Season Spotter is a citizen-science project that aims to recruit Internet users to assist researchers analyzing images of natural scenes.
Harvard scientists have developed a method for creating a class of nanowires that could one day see applications in everything from consumer electronics to solar panels.
In response to a recent poll that found most adults who played sports when they were younger stopped doing so as they aged, a panel of experts convened at the Harvard T.H. Chan School of Public Health explored how to keep adults in the game.
Scott Kenyon offers an astrophysicist’s view of the New Horizons mission to Pluto.
Harvard-designed robot transitions from soft to hard, reducing the stress where the rigid electronic components join the body.
Online symptom checkers can often be wrong in both diagnosis and triage advice, but they still may be useful alternatives to phone triage services and Internet searches.
Treatment with inhaled nitric oxide (NO) has proved to be lifesaving in newborns, children, and adults with several dangerous conditions. But the availability of the treatment has been limited by the size, weight, and complexity of equipment needed to administer the gas, and the therapy’s high price — until now.
A new test can accurately diagnose the Ebola virus disease within minutes at the point of care.
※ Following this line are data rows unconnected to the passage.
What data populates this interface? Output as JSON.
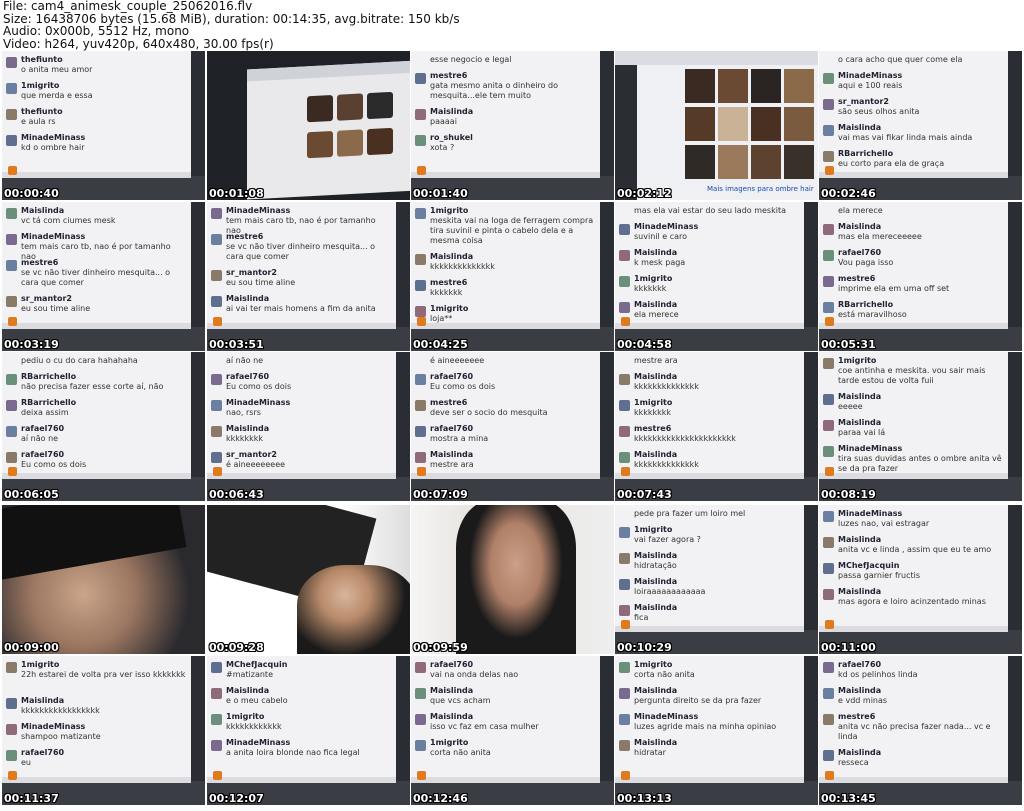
{
  "header": {
    "file": "File: cam4_animesk_couple_25062016.flv",
    "size": "Size: 16438706 bytes (15.68 MiB), duration: 00:14:35, avg.bitrate: 150 kb/s",
    "audio": "Audio: 0x000b, 5512 Hz, mono",
    "video": "Video: h264, yuv420p, 640x480, 30.00 fps(r)"
  },
  "thumbnails": [
    {
      "ts": "00:00:40",
      "kind": "chat",
      "msgs": [
        [
          "thefiunto",
          "o anita meu amor"
        ],
        [
          "1migrito",
          "que merda e essa"
        ],
        [
          "thefiunto",
          "e aula rs"
        ],
        [
          "MinadeMinass",
          "kd o ombre hair"
        ]
      ]
    },
    {
      "ts": "00:01:08",
      "kind": "browser"
    },
    {
      "ts": "00:01:40",
      "kind": "chat",
      "msgs": [
        [
          "",
          "esse negocio e legal"
        ],
        [
          "mestre6",
          "gata mesmo anita o dinheiro do mesquita...ele tem muito"
        ],
        [
          "Maislinda",
          "paaaai"
        ],
        [
          "ro_shukel",
          "xota ?"
        ]
      ]
    },
    {
      "ts": "00:02:12",
      "kind": "browser2",
      "caption": "Mais imagens para ombre hair"
    },
    {
      "ts": "00:02:46",
      "kind": "chat",
      "msgs": [
        [
          "",
          "o cara acho que quer come ela"
        ],
        [
          "MinadeMinass",
          "aqui e 100 reais"
        ],
        [
          "sr_mantor2",
          "são seus olhos anita"
        ],
        [
          "Maislinda",
          "vai mas vai fikar linda mais ainda"
        ],
        [
          "RBarrichello",
          "eu corto para ela de graça"
        ]
      ]
    },
    {
      "ts": "00:03:19",
      "kind": "chat",
      "msgs": [
        [
          "Maislinda",
          "vc tá com ciumes mesk"
        ],
        [
          "MinadeMinass",
          "tem mais caro tb, nao é por tamanho nao"
        ],
        [
          "mestre6",
          "se vc não tiver dinheiro mesquita... o cara que comer"
        ],
        [
          "sr_mantor2",
          "eu sou time aline"
        ]
      ]
    },
    {
      "ts": "00:03:51",
      "kind": "chat",
      "msgs": [
        [
          "MinadeMinass",
          "tem mais caro tb, nao é por tamanho nao"
        ],
        [
          "mestre6",
          "se vc não tiver dinheiro mesquita... o cara que comer"
        ],
        [
          "sr_mantor2",
          "eu sou time aline"
        ],
        [
          "Maislinda",
          "ai vai ter mais homens  a fim da anita"
        ]
      ]
    },
    {
      "ts": "00:04:25",
      "kind": "chat",
      "msgs": [
        [
          "1migrito",
          "meskita vai na loga de ferragem compra tira suvinil e pinta o cabelo dela e a mesma coisa"
        ],
        [
          "Maislinda",
          "kkkkkkkkkkkkkk"
        ],
        [
          "mestre6",
          "kkkkkkk"
        ],
        [
          "1migrito",
          "loja**"
        ]
      ]
    },
    {
      "ts": "00:04:58",
      "kind": "chat",
      "msgs": [
        [
          "",
          "mas ela vai estar do seu lado meskita"
        ],
        [
          "MinadeMinass",
          "suvinil e caro"
        ],
        [
          "Maislinda",
          "k mesk paga"
        ],
        [
          "1migrito",
          "kkkkkkk"
        ],
        [
          "Maislinda",
          "ela merece"
        ]
      ]
    },
    {
      "ts": "00:05:31",
      "kind": "chat",
      "msgs": [
        [
          "",
          "ela merece"
        ],
        [
          "Maislinda",
          "mas ela mereceeeee"
        ],
        [
          "rafael760",
          "Vou paga isso"
        ],
        [
          "mestre6",
          "imprime ela em uma off set"
        ],
        [
          "RBarrichello",
          "está maravilhoso"
        ]
      ]
    },
    {
      "ts": "00:06:05",
      "kind": "chat",
      "msgs": [
        [
          "",
          "pediu o cu do cara hahahaha"
        ],
        [
          "RBarrichello",
          "não precisa fazer esse corte aí, não"
        ],
        [
          "RBarrichello",
          "deixa assim"
        ],
        [
          "rafael760",
          "aí não  ne"
        ],
        [
          "rafael760",
          "Eu como os dois"
        ]
      ]
    },
    {
      "ts": "00:06:43",
      "kind": "chat",
      "msgs": [
        [
          "",
          "aí não  ne"
        ],
        [
          "rafael760",
          "Eu como os dois"
        ],
        [
          "MinadeMinass",
          "nao, rsrs"
        ],
        [
          "Maislinda",
          "kkkkkkkk"
        ],
        [
          "sr_mantor2",
          "é aineeeeeeee"
        ]
      ]
    },
    {
      "ts": "00:07:09",
      "kind": "chat",
      "msgs": [
        [
          "",
          "é aineeeeeee"
        ],
        [
          "rafael760",
          "Eu como os dois"
        ],
        [
          "mestre6",
          "deve ser o socio do mesquita"
        ],
        [
          "rafael760",
          "mostra a mina"
        ],
        [
          "Maislinda",
          "mestre ara"
        ]
      ]
    },
    {
      "ts": "00:07:43",
      "kind": "chat",
      "msgs": [
        [
          "",
          "mestre ara"
        ],
        [
          "Maislinda",
          "kkkkkkkkkkkkkk"
        ],
        [
          "1migrito",
          "kkkkkkkk"
        ],
        [
          "mestre6",
          "kkkkkkkkkkkkkkkkkkkkkk"
        ],
        [
          "Maislinda",
          "kkkkkkkkkkkkkk"
        ]
      ]
    },
    {
      "ts": "00:08:19",
      "kind": "chat",
      "msgs": [
        [
          "1migrito",
          "coe antinha e meskita. vou sair mais tarde estou de volta fuii"
        ],
        [
          "Maislinda",
          "eeeee"
        ],
        [
          "Maislinda",
          "paraa vai lá"
        ],
        [
          "MinadeMinass",
          "tira suas duvidas antes o ombre anita vê se da pra fazer"
        ]
      ]
    },
    {
      "ts": "00:09:00",
      "kind": "cam1"
    },
    {
      "ts": "00:09:28",
      "kind": "cam2"
    },
    {
      "ts": "00:09:59",
      "kind": "cam3"
    },
    {
      "ts": "00:10:29",
      "kind": "chat",
      "msgs": [
        [
          "",
          "pede pra fazer um loiro mel"
        ],
        [
          "1migrito",
          "vai fazer agora ?"
        ],
        [
          "Maislinda",
          "hidratação"
        ],
        [
          "Maislinda",
          "loiraaaaaaaaaaaa"
        ],
        [
          "Maislinda",
          "fica"
        ]
      ]
    },
    {
      "ts": "00:11:00",
      "kind": "chat",
      "msgs": [
        [
          "MinadeMinass",
          "luzes nao, vai estragar"
        ],
        [
          "Maislinda",
          "anita vc e linda , assim que eu te amo"
        ],
        [
          "MChefJacquin",
          "passa garnier fructis"
        ],
        [
          "Maislinda",
          "mas agora e loiro acinzentado minas"
        ]
      ]
    },
    {
      "ts": "00:11:37",
      "kind": "chat",
      "msgs": [
        [
          "1migrito",
          "22h estarei de volta pra ver isso kkkkkkk"
        ],
        [
          "Maislinda",
          "kkkkkkkkkkkkkkkkk"
        ],
        [
          "MinadeMinass",
          "shampoo matizante"
        ],
        [
          "rafael760",
          "eu"
        ]
      ]
    },
    {
      "ts": "00:12:07",
      "kind": "chat",
      "msgs": [
        [
          "MChefJacquin",
          "#matizante"
        ],
        [
          "Maislinda",
          "e o meu cabelo"
        ],
        [
          "1migrito",
          "kkkkkkkkkkkk"
        ],
        [
          "MinadeMinass",
          "a anita loira blonde nao fica legal"
        ]
      ]
    },
    {
      "ts": "00:12:46",
      "kind": "chat",
      "msgs": [
        [
          "rafael760",
          "vai na onda delas nao"
        ],
        [
          "Maislinda",
          "que vcs acham"
        ],
        [
          "Maislinda",
          "isso vc faz em casa mulher"
        ],
        [
          "1migrito",
          "corta não anita"
        ]
      ]
    },
    {
      "ts": "00:13:13",
      "kind": "chat",
      "msgs": [
        [
          "1migrito",
          "corta não anita"
        ],
        [
          "Maislinda",
          "pergunta direito se da pra fazer"
        ],
        [
          "MinadeMinass",
          "luzes agride mais na minha opiniao"
        ],
        [
          "Maislinda",
          "hidratar"
        ]
      ]
    },
    {
      "ts": "00:13:45",
      "kind": "chat",
      "msgs": [
        [
          "rafael760",
          "kd os pelinhos linda"
        ],
        [
          "Maislinda",
          "e vdd minas"
        ],
        [
          "mestre6",
          "anita vc não precisa fazer nada... vc e linda"
        ],
        [
          "Maislinda",
          "resseca"
        ]
      ]
    }
  ]
}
Efforts by Harvard faculty to understand island evolution form the centerpiece of a new exhibition at the Harvard Museum of Natural History.